Still, along with his great power and wealth, he also had great love in his heart. And so I have a pretty good hunch that he was probably a good dad too.
Now, I don’t usually picture Solomon bouncing babies on his knees or riding bikes with his kids to the park. Or even going out for a game of catch with one of the royal princes. But something tells me he might have. He obviously cared very much about his children.
Solomon Wrote the Book On Good Parenting
Consider the book of Proverbs in the Holy Bible. It has gobs of juicy nuggets of Solomon’s wisdom that we should all follow. But did you know that Proverbs was actually written for his son, Rehoboam? If you have a child who just went off to college or is in some way moving out, you may want to read, or re-read, it. He offers some great advice to both kids and parents. Here’s just a few of those juicy tidbits:
Proverbs 9:10, “Fear of the Lord is the foundation of wisdom.” Having a healthy fear of God and His power is indeed smart, just as our kids should have a healthy fear of us. But, in the same manner as God, our power should be overshadowed by our great love. Kids should be aware of and have intimate experiences with both fear and love as we reflect God’s character.
Proverbs 2:8-9, “He guards the paths of the just and protects those who are faithful to Him. Then you will understand what is right, just, and fair, and you will find the right way to go.” Solomon obviously tried desperately to tell his son to be an honest man with lots of integrity. It is then that God will guard your path in this life.
Proverbs 28:6, “Better is the poor who walks in his integrity than one perverse in his ways, though he be rich.” Integrity is vital whether someone is a follower of Christ or not, but more so for the believer because God calls for it. And Solomon reminds us that integrity is far more important than any wealth or fame.
We parents know that there are times in life when we don’t know which way to go, what choices to make. If we teach our kids to walk honestly and uprightly every day, God promises to guard them and fill them with joy. That’s a comfort when your kids start spending more and more time away from you.
Proverbs 1:24-25, “I called you so often, but you wouldn’t come. I reached out to you, but you paid no attention. You ignored my advice and rejected the correction I offered.” Does that sound familiar, parents?

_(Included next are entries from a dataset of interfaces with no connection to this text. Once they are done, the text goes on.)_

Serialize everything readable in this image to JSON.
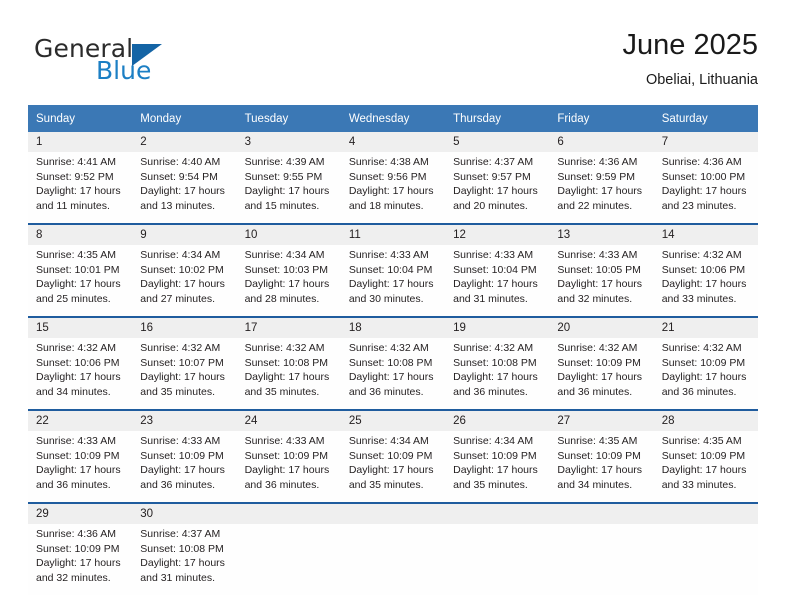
{
  "logo": {
    "word_one": "General",
    "word_two": "Blue",
    "triangle_icon": "triangle-icon"
  },
  "header": {
    "title": "June 2025",
    "subtitle": "Obeliai, Lithuania"
  },
  "colors": {
    "header_blue": "#3b78b5",
    "separator_blue": "#1f5c9e",
    "daynum_band": "#efefef",
    "logo_blue": "#1c7fc4",
    "text": "#231f20"
  },
  "weekday_headers": [
    "Sunday",
    "Monday",
    "Tuesday",
    "Wednesday",
    "Thursday",
    "Friday",
    "Saturday"
  ],
  "labels": {
    "sunrise_prefix": "Sunrise:",
    "sunset_prefix": "Sunset:",
    "daylight_prefix": "Daylight:"
  },
  "weeks": [
    {
      "days": [
        {
          "num": "1",
          "sunrise": "Sunrise: 4:41 AM",
          "sunset": "Sunset: 9:52 PM",
          "daylight_1": "Daylight: 17 hours",
          "daylight_2": "and 11 minutes."
        },
        {
          "num": "2",
          "sunrise": "Sunrise: 4:40 AM",
          "sunset": "Sunset: 9:54 PM",
          "daylight_1": "Daylight: 17 hours",
          "daylight_2": "and 13 minutes."
        },
        {
          "num": "3",
          "sunrise": "Sunrise: 4:39 AM",
          "sunset": "Sunset: 9:55 PM",
          "daylight_1": "Daylight: 17 hours",
          "daylight_2": "and 15 minutes."
        },
        {
          "num": "4",
          "sunrise": "Sunrise: 4:38 AM",
          "sunset": "Sunset: 9:56 PM",
          "daylight_1": "Daylight: 17 hours",
          "daylight_2": "and 18 minutes."
        },
        {
          "num": "5",
          "sunrise": "Sunrise: 4:37 AM",
          "sunset": "Sunset: 9:57 PM",
          "daylight_1": "Daylight: 17 hours",
          "daylight_2": "and 20 minutes."
        },
        {
          "num": "6",
          "sunrise": "Sunrise: 4:36 AM",
          "sunset": "Sunset: 9:59 PM",
          "daylight_1": "Daylight: 17 hours",
          "daylight_2": "and 22 minutes."
        },
        {
          "num": "7",
          "sunrise": "Sunrise: 4:36 AM",
          "sunset": "Sunset: 10:00 PM",
          "daylight_1": "Daylight: 17 hours",
          "daylight_2": "and 23 minutes."
        }
      ]
    },
    {
      "days": [
        {
          "num": "8",
          "sunrise": "Sunrise: 4:35 AM",
          "sunset": "Sunset: 10:01 PM",
          "daylight_1": "Daylight: 17 hours",
          "daylight_2": "and 25 minutes."
        },
        {
          "num": "9",
          "sunrise": "Sunrise: 4:34 AM",
          "sunset": "Sunset: 10:02 PM",
          "daylight_1": "Daylight: 17 hours",
          "daylight_2": "and 27 minutes."
        },
        {
          "num": "10",
          "sunrise": "Sunrise: 4:34 AM",
          "sunset": "Sunset: 10:03 PM",
          "daylight_1": "Daylight: 17 hours",
          "daylight_2": "and 28 minutes."
        },
        {
          "num": "11",
          "sunrise": "Sunrise: 4:33 AM",
          "sunset": "Sunset: 10:04 PM",
          "daylight_1": "Daylight: 17 hours",
          "daylight_2": "and 30 minutes."
        },
        {
          "num": "12",
          "sunrise": "Sunrise: 4:33 AM",
          "sunset": "Sunset: 10:04 PM",
          "daylight_1": "Daylight: 17 hours",
          "daylight_2": "and 31 minutes."
        },
        {
          "num": "13",
          "sunrise": "Sunrise: 4:33 AM",
          "sunset": "Sunset: 10:05 PM",
          "daylight_1": "Daylight: 17 hours",
          "daylight_2": "and 32 minutes."
        },
        {
          "num": "14",
          "sunrise": "Sunrise: 4:32 AM",
          "sunset": "Sunset: 10:06 PM",
          "daylight_1": "Daylight: 17 hours",
          "daylight_2": "and 33 minutes."
        }
      ]
    },
    {
      "days": [
        {
          "num": "15",
          "sunrise": "Sunrise: 4:32 AM",
          "sunset": "Sunset: 10:06 PM",
          "daylight_1": "Daylight: 17 hours",
          "daylight_2": "and 34 minutes."
        },
        {
          "num": "16",
          "sunrise": "Sunrise: 4:32 AM",
          "sunset": "Sunset: 10:07 PM",
          "daylight_1": "Daylight: 17 hours",
          "daylight_2": "and 35 minutes."
        },
        {
          "num": "17",
          "sunrise": "Sunrise: 4:32 AM",
          "sunset": "Sunset: 10:08 PM",
          "daylight_1": "Daylight: 17 hours",
          "daylight_2": "and 35 minutes."
        },
        {
          "num": "18",
          "sunrise": "Sunrise: 4:32 AM",
          "sunset": "Sunset: 10:08 PM",
          "daylight_1": "Daylight: 17 hours",
          "daylight_2": "and 36 minutes."
        },
        {
          "num": "19",
          "sunrise": "Sunrise: 4:32 AM",
          "sunset": "Sunset: 10:08 PM",
          "daylight_1": "Daylight: 17 hours",
          "daylight_2": "and 36 minutes."
        },
        {
          "num": "20",
          "sunrise": "Sunrise: 4:32 AM",
          "sunset": "Sunset: 10:09 PM",
          "daylight_1": "Daylight: 17 hours",
          "daylight_2": "and 36 minutes."
        },
        {
          "num": "21",
          "sunrise": "Sunrise: 4:32 AM",
          "sunset": "Sunset: 10:09 PM",
          "daylight_1": "Daylight: 17 hours",
          "daylight_2": "and 36 minutes."
        }
      ]
    },
    {
      "days": [
        {
          "num": "22",
          "sunrise": "Sunrise: 4:33 AM",
          "sunset": "Sunset: 10:09 PM",
          "daylight_1": "Daylight: 17 hours",
          "daylight_2": "and 36 minutes."
        },
        {
          "num": "23",
          "sunrise": "Sunrise: 4:33 AM",
          "sunset": "Sunset: 10:09 PM",
          "daylight_1": "Daylight: 17 hours",
          "daylight_2": "and 36 minutes."
        },
        {
          "num": "24",
          "sunrise": "Sunrise: 4:33 AM",
          "sunset": "Sunset: 10:09 PM",
          "daylight_1": "Daylight: 17 hours",
          "daylight_2": "and 36 minutes."
        },
        {
          "num": "25",
          "sunrise": "Sunrise: 4:34 AM",
          "sunset": "Sunset: 10:09 PM",
          "daylight_1": "Daylight: 17 hours",
          "daylight_2": "and 35 minutes."
        },
        {
          "num": "26",
          "sunrise": "Sunrise: 4:34 AM",
          "sunset": "Sunset: 10:09 PM",
          "daylight_1": "Daylight: 17 hours",
          "daylight_2": "and 35 minutes."
        },
        {
          "num": "27",
          "sunrise": "Sunrise: 4:35 AM",
          "sunset": "Sunset: 10:09 PM",
          "daylight_1": "Daylight: 17 hours",
          "daylight_2": "and 34 minutes."
        },
        {
          "num": "28",
          "sunrise": "Sunrise: 4:35 AM",
          "sunset": "Sunset: 10:09 PM",
          "daylight_1": "Daylight: 17 hours",
          "daylight_2": "and 33 minutes."
        }
      ]
    },
    {
      "days": [
        {
          "num": "29",
          "sunrise": "Sunrise: 4:36 AM",
          "sunset": "Sunset: 10:09 PM",
          "daylight_1": "Daylight: 17 hours",
          "daylight_2": "and 32 minutes."
        },
        {
          "num": "30",
          "sunrise": "Sunrise: 4:37 AM",
          "sunset": "Sunset: 10:08 PM",
          "daylight_1": "Daylight: 17 hours",
          "daylight_2": "and 31 minutes."
        },
        {
          "num": "",
          "sunrise": "",
          "sunset": "",
          "daylight_1": "",
          "daylight_2": ""
        },
        {
          "num": "",
          "sunrise": "",
          "sunset": "",
          "daylight_1": "",
          "daylight_2": ""
        },
        {
          "num": "",
          "sunrise": "",
          "sunset": "",
          "daylight_1": "",
          "daylight_2": ""
        },
        {
          "num": "",
          "sunrise": "",
          "sunset": "",
          "daylight_1": "",
          "daylight_2": ""
        },
        {
          "num": "",
          "sunrise": "",
          "sunset": "",
          "daylight_1": "",
          "daylight_2": ""
        }
      ]
    }
  ]
}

If your children don’t respond to your careful teachings, whether now or later, do your best to be patient with their stubbornness and resistance.

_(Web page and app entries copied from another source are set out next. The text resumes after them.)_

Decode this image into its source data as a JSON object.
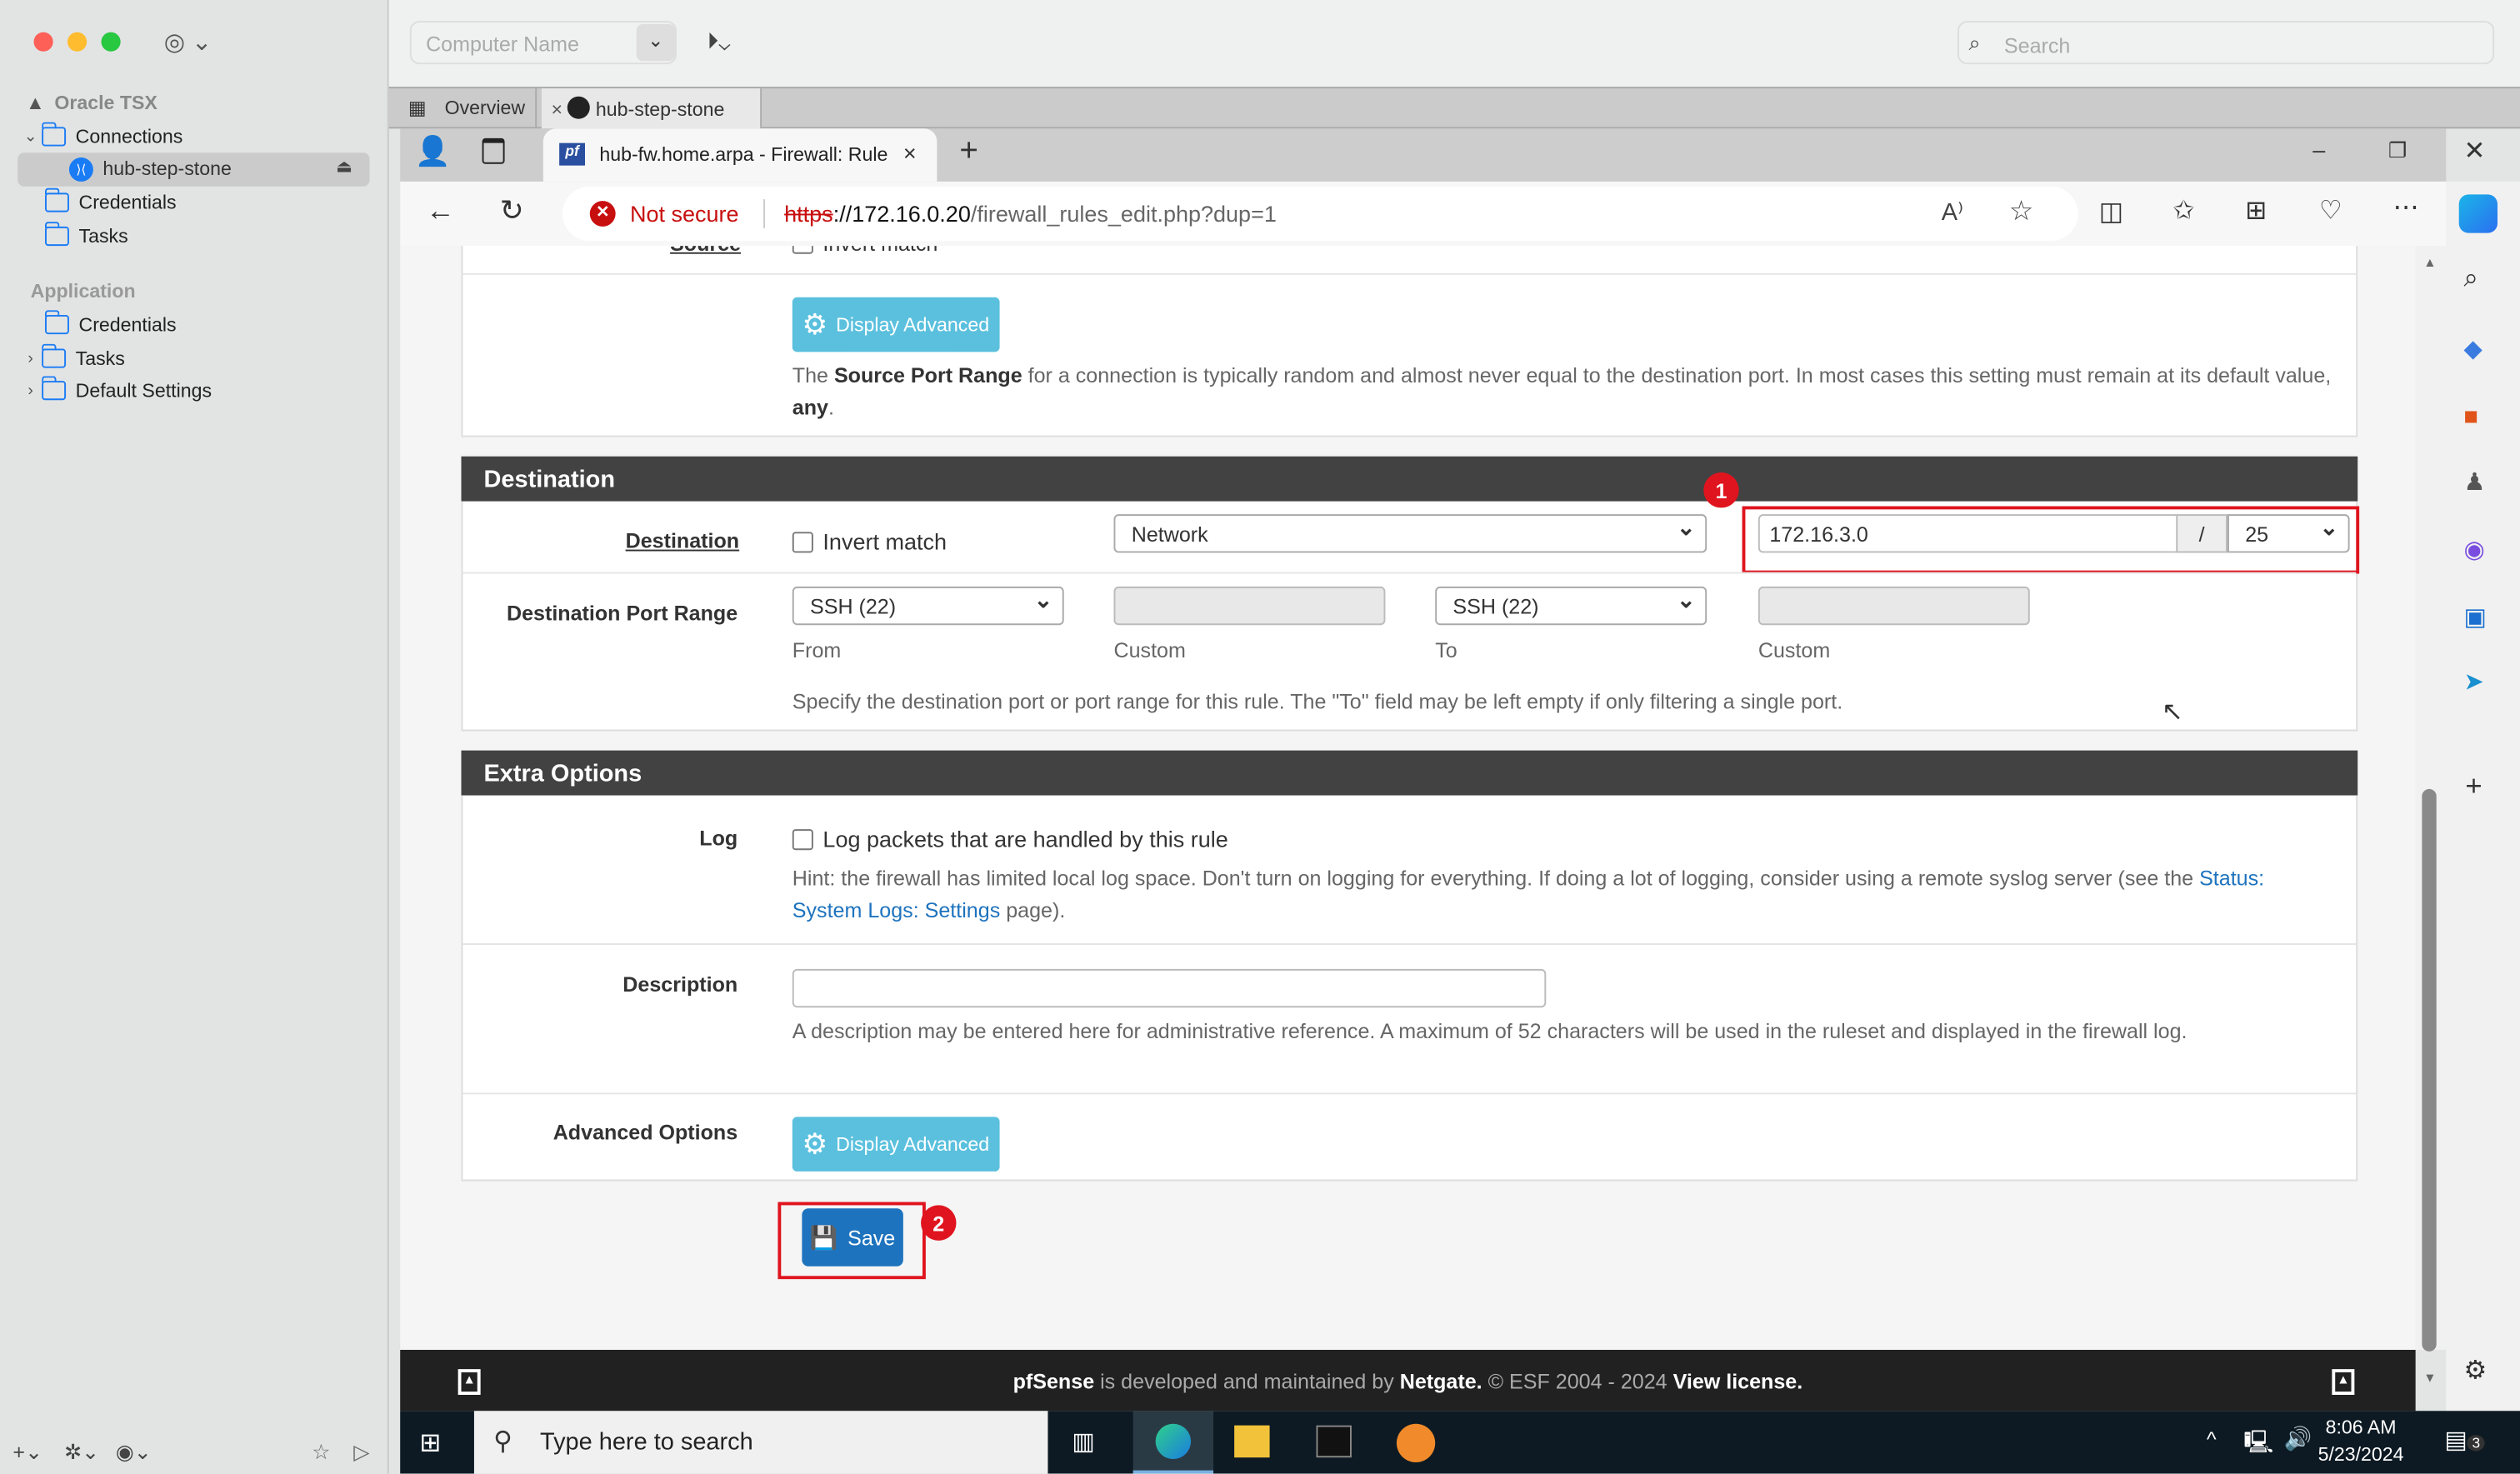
{
  "app": {
    "sidebar": {
      "group1": "Oracle TSX",
      "connections": "Connections",
      "active_connection": "hub-step-stone",
      "credentials": "Credentials",
      "tasks": "Tasks",
      "section2": "Application",
      "app_credentials": "Credentials",
      "app_tasks": "Tasks",
      "default_settings": "Default Settings"
    },
    "toolbar": {
      "computer_name_placeholder": "Computer Name",
      "search_placeholder": "Search"
    },
    "tabs": [
      {
        "label": "Overview"
      },
      {
        "label": "hub-step-stone"
      }
    ]
  },
  "browser": {
    "tab_title": "hub-fw.home.arpa - Firewall: Rule",
    "not_secure": "Not secure",
    "url_scheme": "https",
    "url_host": "://172.16.0.20",
    "url_path": "/firewall_rules_edit.php?dup=1"
  },
  "page": {
    "source": {
      "label": "Source",
      "invert": "Invert match",
      "display_advanced": "Display Advanced",
      "help_pre": "The ",
      "help_bold": "Source Port Range",
      "help_mid": " for a connection is typically random and almost never equal to the destination port. In most cases this setting must remain at its default value, ",
      "help_any": "any",
      "help_end": "."
    },
    "destination": {
      "header": "Destination",
      "label": "Destination",
      "invert": "Invert match",
      "type": "Network",
      "address": "172.16.3.0",
      "slash": "/",
      "mask": "25",
      "port_label": "Destination Port Range",
      "from": "SSH (22)",
      "from_label": "From",
      "custom_label": "Custom",
      "to": "SSH (22)",
      "to_label": "To",
      "custom2_label": "Custom",
      "port_help": "Specify the destination port or port range for this rule. The \"To\" field may be left empty if only filtering a single port."
    },
    "extra": {
      "header": "Extra Options",
      "log_label": "Log",
      "log_text": "Log packets that are handled by this rule",
      "log_hint": "Hint: the firewall has limited local log space. Don't turn on logging for everything. If doing a lot of logging, consider using a remote syslog server (see the ",
      "log_link": "Status: System Logs: Settings",
      "log_hint_end": " page).",
      "desc_label": "Description",
      "desc_value": "",
      "desc_help": "A description may be entered here for administrative reference. A maximum of 52 characters will be used in the ruleset and displayed in the firewall log.",
      "adv_label": "Advanced Options",
      "adv_button": "Display Advanced"
    },
    "save": "Save",
    "annotations": [
      "1",
      "2"
    ],
    "footer": {
      "pfsense": "pfSense",
      "mid": " is developed and maintained by ",
      "netgate": "Netgate.",
      "copy": " © ESF 2004 - 2024 ",
      "license": "View license."
    }
  },
  "taskbar": {
    "search_placeholder": "Type here to search",
    "time": "8:06 AM",
    "date": "5/23/2024",
    "notifications": "3"
  },
  "colors": {
    "accent": "#1e73be",
    "highlight": "#e0141e",
    "header": "#424242",
    "info_button": "#5bc0de"
  }
}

Solomon goes on to warn to his son in verse 31, “Therefore, they must eat the bitter fruit of living their own way, choking on their own schemes.” As unpleasant as that sounds, you can probably think of a time when you didn’t take your own parents’ advice and you ended up falling flat on your face, only to look up at them standing over you saying (or thinking), “I told ya so.”
God can be like that too. Sometimes He just lets us learn the hard way because we can be “stiff necked.” It’s not fun, but it can be effective. So when your kids ignore you and decide to do things their own way, take heart. One day, because of your patience and careful teaching, they will finally come around. They’ll remember your words and get back on track. Until then, rest on the promise that God made in Isaiah 40:11,
“….He will gather the lambs (your kids) with His arm and carry them in His bosom, and gently lead those who are with young (us parents).” (My additions)
Solomon’s Love Is Like Ours
All through Proverbs, Solomon, with the help of a few others, gives some pretty good advice for families. I can’t see how he could have tried to teach and caution his son so much unless there was great love in his heart. Isn’t that we all do for our kids?
As we train up our children, let us also remember how it feels when they finally get what we’re trying to teach. And it does happen! Proverbs 23:15 says, “My son, if your heart is wise, my heart will rejoice.”
Mine does too. How about yours?